There's many different reasons why you may want to ride on quad skates. Maybe for sentimental value because you had them when you were a kid, or maybe you want to throw yourself into your local rollerdisco or even just rock the retro vibe in the park! Quad skates can sometimes have better grip than inline skates because there is more surface area of the wheels touching the ground, although they won't hold their speed as well as an inline skate because generally the wheels are smaller (so they need to rotate more times to achieve a certain distance). Many people feel more stable in quad skates. In actual fact inline skates are often more stable because they usually have a longer wheel-base from front to back for more stability. Generally if you are going to lose your balance you will fall backwards or forwards (not topple over sideways like many seem to think... plus you have two legs so you can't 'topple'!). Regardless of these physics; if you feel more stable in your mind on quad skates then that will certainly affect your confidence and performance when you are out skating which, after all, is the only thing that really matters! In terms of 'products available', the Quad skate market isn't huge, in fact there's quite a few brands just making the same thing when it comes to the hard plastic skates; a basic polyurethane shell with a liner and wheels. We've figured out the best value and quality versions for you so you don't have to trawl through all the different brands. You may be familiar with the Classic Bauer Turbo skates. These are no longer in production however there is very close replacements (keep reading). You can also buy the soft style rollerboots which are heavily associated with 70's disco. Generally their performance isn't as good as the plastic shell skates we stock but they are still good for skating around indoors (ie a Roller Disco!). Other styles of quad skates we sell are artistic skates which are white leather with a raised heel designed for dance and Roller Derby skates (used for Roller Derby of course). Both of these styles can still be used for regular recreational use if you wish.

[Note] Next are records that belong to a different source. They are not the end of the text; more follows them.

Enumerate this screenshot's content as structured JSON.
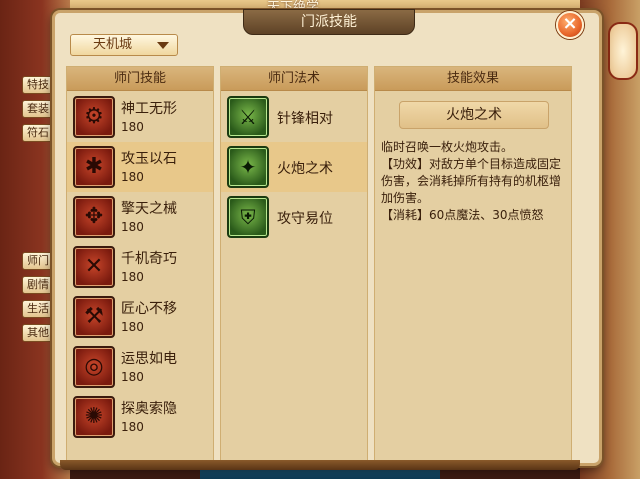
{
  "header": {
    "game_title": "天下绝学",
    "panel_title": "门派技能"
  },
  "background": {
    "lantern_text": "",
    "upper_tabs": [
      "特技",
      "套装",
      "符石"
    ],
    "lower_tabs": [
      "师门",
      "剧情",
      "生活",
      "其他"
    ]
  },
  "dropdown": {
    "selected": "天机城"
  },
  "columns": {
    "skills_header": "师门技能",
    "spells_header": "师门法术",
    "effect_header": "技能效果"
  },
  "skills": [
    {
      "name": "神工无形",
      "level": "180",
      "icon": "wrench-spiral-icon"
    },
    {
      "name": "攻玉以石",
      "level": "180",
      "icon": "gear-mask-icon"
    },
    {
      "name": "擎天之械",
      "level": "180",
      "icon": "windmill-icon"
    },
    {
      "name": "千机奇巧",
      "level": "180",
      "icon": "crossed-tools-icon"
    },
    {
      "name": "匠心不移",
      "level": "180",
      "icon": "hammer-icon"
    },
    {
      "name": "运思如电",
      "level": "180",
      "icon": "swirl-icon"
    },
    {
      "name": "探奥索隐",
      "level": "180",
      "icon": "vortex-icon"
    }
  ],
  "selected_skill_index": 1,
  "spells": [
    {
      "name": "针锋相对",
      "icon": "crossed-swords-icon"
    },
    {
      "name": "火炮之术",
      "icon": "cannon-creature-icon"
    },
    {
      "name": "攻守易位",
      "icon": "shield-swap-icon"
    }
  ],
  "selected_spell_index": 1,
  "effect": {
    "title": "火炮之术",
    "line1": "临时召唤一枚火炮攻击。",
    "line2": "【功效】对敌方单个目标造成固定伤害，会消耗掉所有持有的机枢增加伤害。",
    "line3": "【消耗】60点魔法、30点愤怒"
  },
  "colors": {
    "accent": "#c9a36a",
    "selected_row": "#e8c88a",
    "close_button": "#e8662a"
  }
}
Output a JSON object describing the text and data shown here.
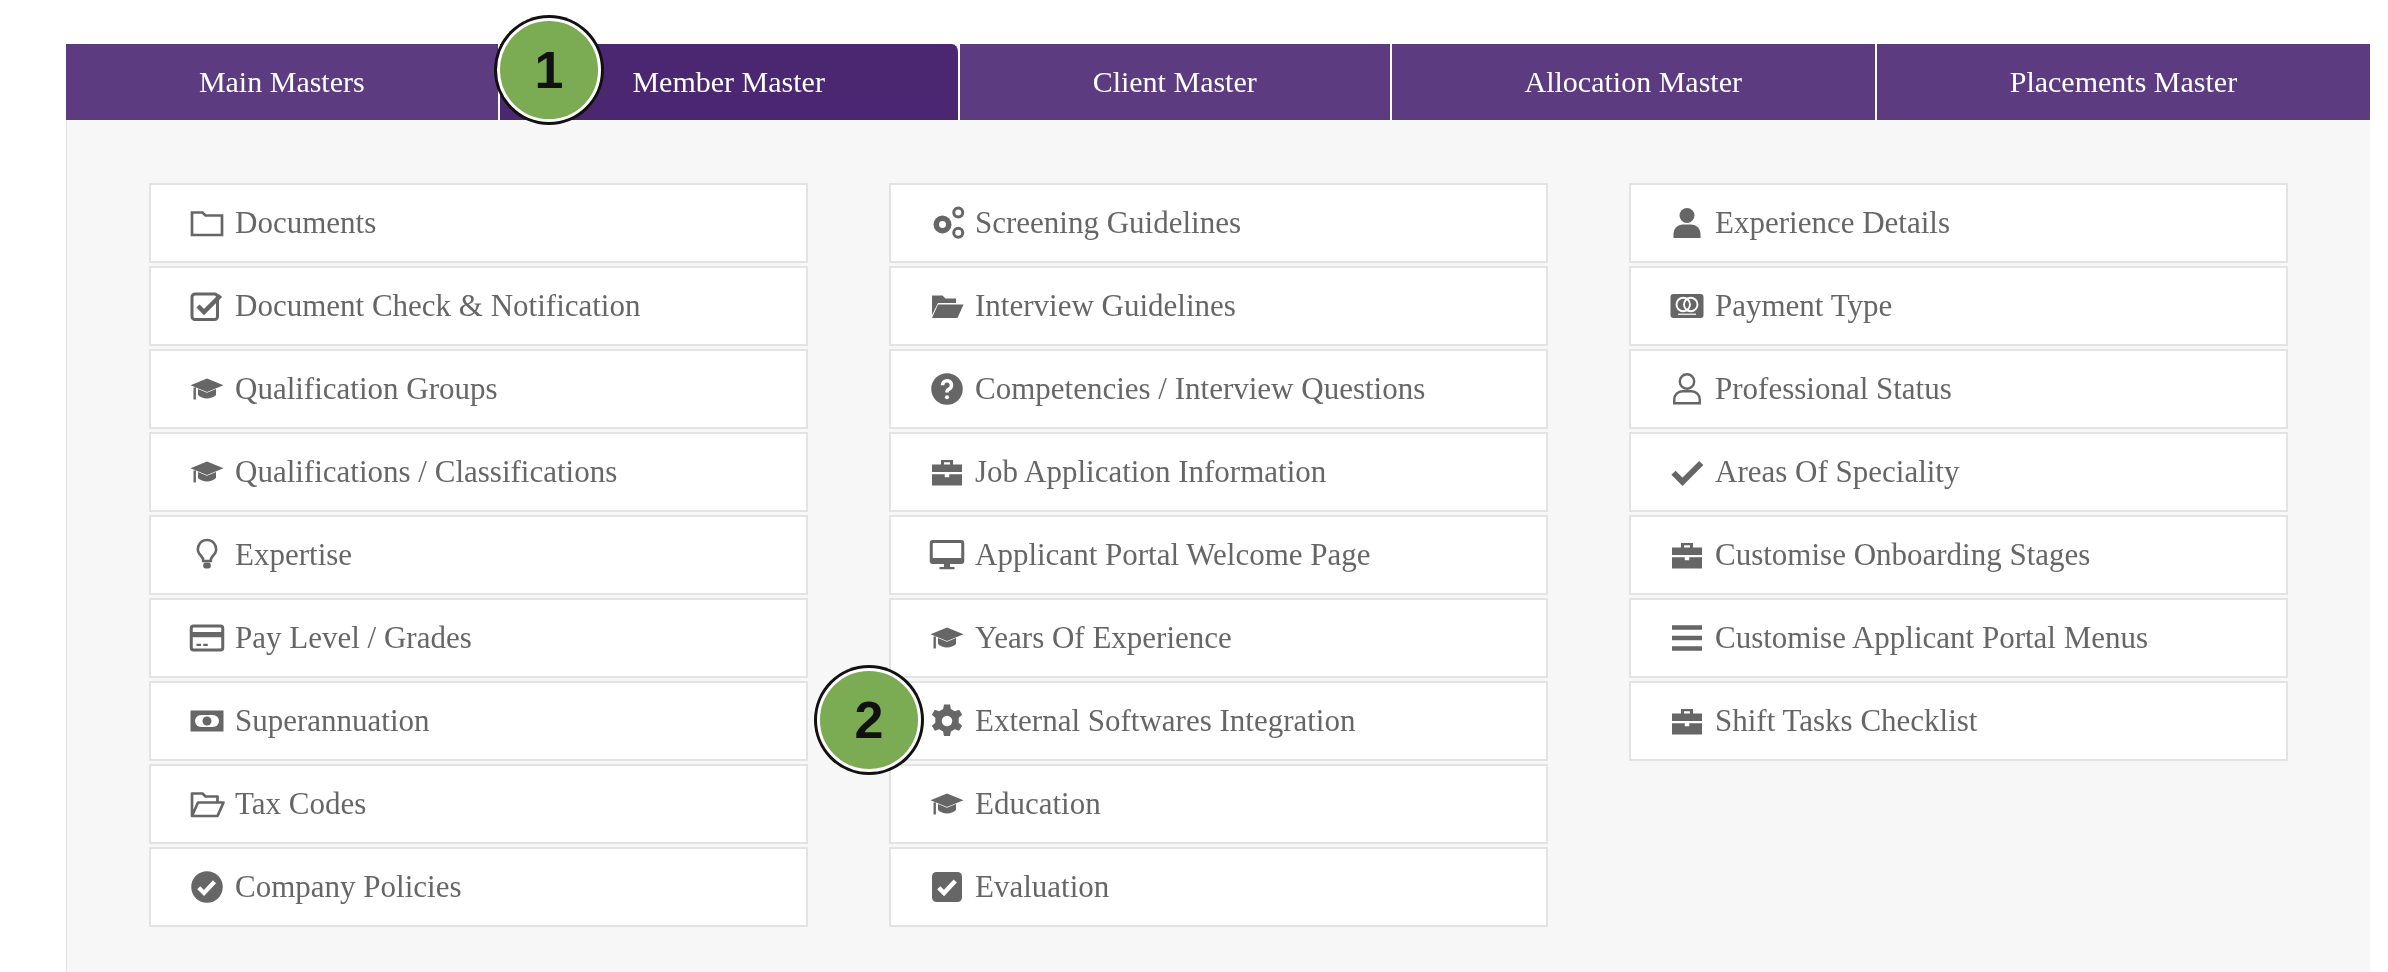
{
  "tabs": [
    {
      "label": "Main Masters",
      "selected": false
    },
    {
      "label": "Member Master",
      "selected": true
    },
    {
      "label": "Client Master",
      "selected": false
    },
    {
      "label": "Allocation Master",
      "selected": false
    },
    {
      "label": "Placements Master",
      "selected": false
    }
  ],
  "columns": [
    {
      "items": [
        "Documents",
        "Document Check & Notification",
        "Qualification Groups",
        "Qualifications / Classifications",
        "Expertise",
        "Pay Level / Grades",
        "Superannuation",
        "Tax Codes",
        "Company Policies"
      ]
    },
    {
      "items": [
        "Screening Guidelines",
        "Interview Guidelines",
        "Competencies / Interview Questions",
        "Job Application Information",
        "Applicant Portal Welcome Page",
        "Years Of Experience",
        "External Softwares Integration",
        "Education",
        "Evaluation"
      ]
    },
    {
      "items": [
        "Experience Details",
        "Payment Type",
        "Professional Status",
        "Areas Of Speciality",
        "Customise Onboarding Stages",
        "Customise Applicant Portal Menus",
        "Shift Tasks Checklist"
      ]
    }
  ],
  "callouts": [
    {
      "label": "1"
    },
    {
      "label": "2"
    }
  ]
}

Top Quad Skates to look out for:

- For all round outdoor and indoor use our most popular model is the Ventro pro skates for their robust design and reasonable price. If you want something more luxurious then the Supreme Turbo skate offers a similar product with upgraded components. The Supreme Turbo takes off where the classic Bauer Turbo skate left off. In fact, it's the same mould with a more comfortable liner and better wheels than the Bauer Turbo used to have. They've re-labelled the sizes since the old Bauer Turbo skates so they now fit accurate to size.

-For soft fabric disco skates have a look at the range of Rio Roller skates and Rookie skates, all available at affordable prices.

-For Kids quad skates pay particular attention to the Orion skates ad well as the SFR Storm and the SFR Miami from Stateside. All models are available in Girls and Boys colours specifically. We've found these to be the best value size adjustable kids quad skates available.